Dozens of homeless people run popular blogs which they update in public libraries and in some cases, with their own personal laptops. The homeless man shown here, Happy Ivy, even advertises his website on a $400 bus which he also calls home. His site, Aboutusnow.com, is a political-advocacy site dedicated to helping the homeless. He also hosts an internet TV show.
"Happy Ivy doesn't have a bathroom or a kitchen in the bus he calls home. He does, however, have a video-editing station. Living in a squalid, Woodstock-style bus parked in a Fillmore, California, orange grove, the 53-year-old homeless man charges a power generator from a utility shed and uses Wi-Fi from a nearby access point." (Wired)
Another homeless man, Kevin Barbieux, runs "The Homeless Guy", which is the most popular homeless blog. He updates his blog daily during hour-long visits to a Las Vegas library and features video interviews. "It's the only real success I've had in my life," he said. The slogan of his site is, "There is more to homeless people than being homeless."
1. Tech-empowered Homelessness Advocacy - Less fortunate individuals are utilizing tech to amplify their voices and cause to raise awareness and resources to help address homelessness.
2. Homeless-powered Web Content - The homeless are creating unique and insightful web content that resonates with users.
3. Public Library-based Blogging - Public libraries are empowering homeless individuals with access to technology to create and share their stories, insights, and advocacy resources.
1. Tech Industry - Tech firms can assist in bridging the digital divide and supporting the empowerment of homeless individuals by providing access to low-cost internet and computing solutions.
2. Nonprofit Industry - Opportunities abound for nonprofit organizations to partner and assist homeless advocates seeking to use technology and digital tools to raise awareness and gain support for the cause.
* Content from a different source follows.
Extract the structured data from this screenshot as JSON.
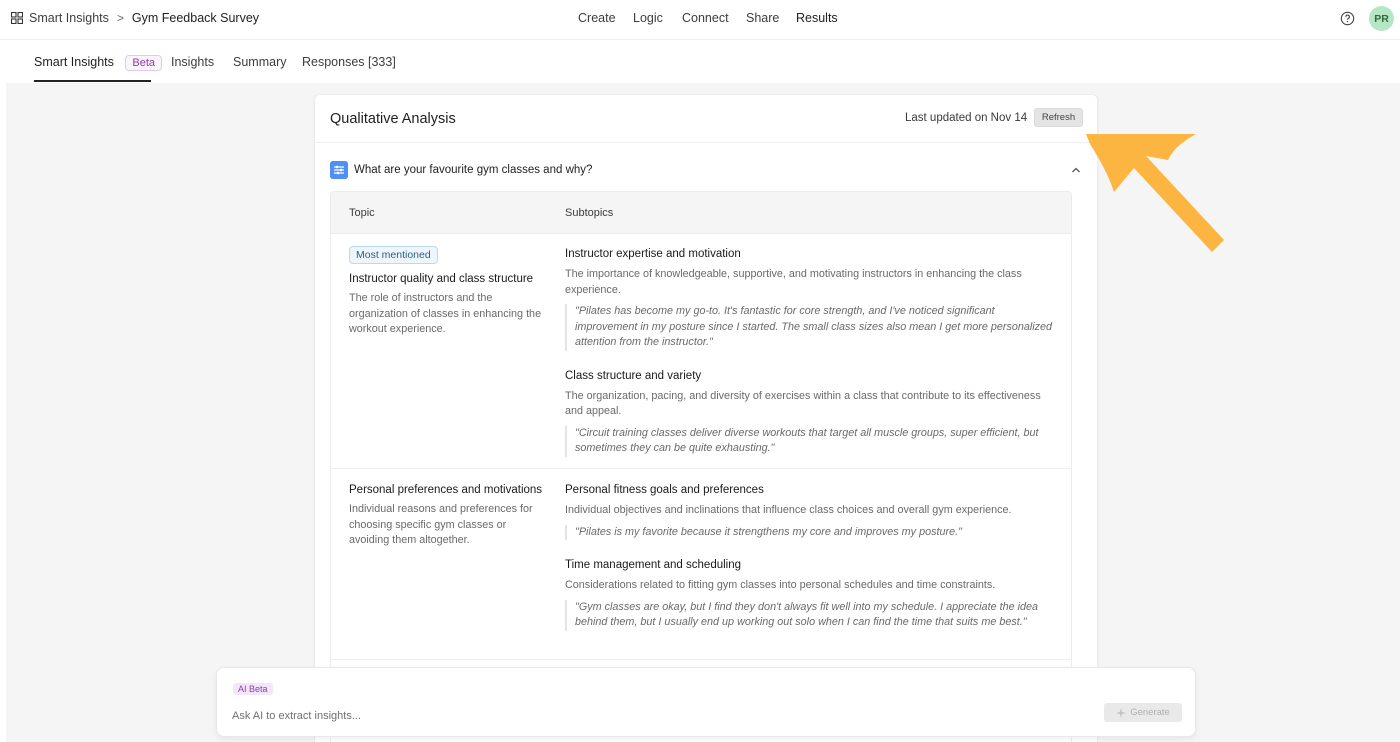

3. Creative Industry - Creative professionals and institutions have the ability to create platforms for the homeless to express their stories, generate empathy and empower homeless individuals.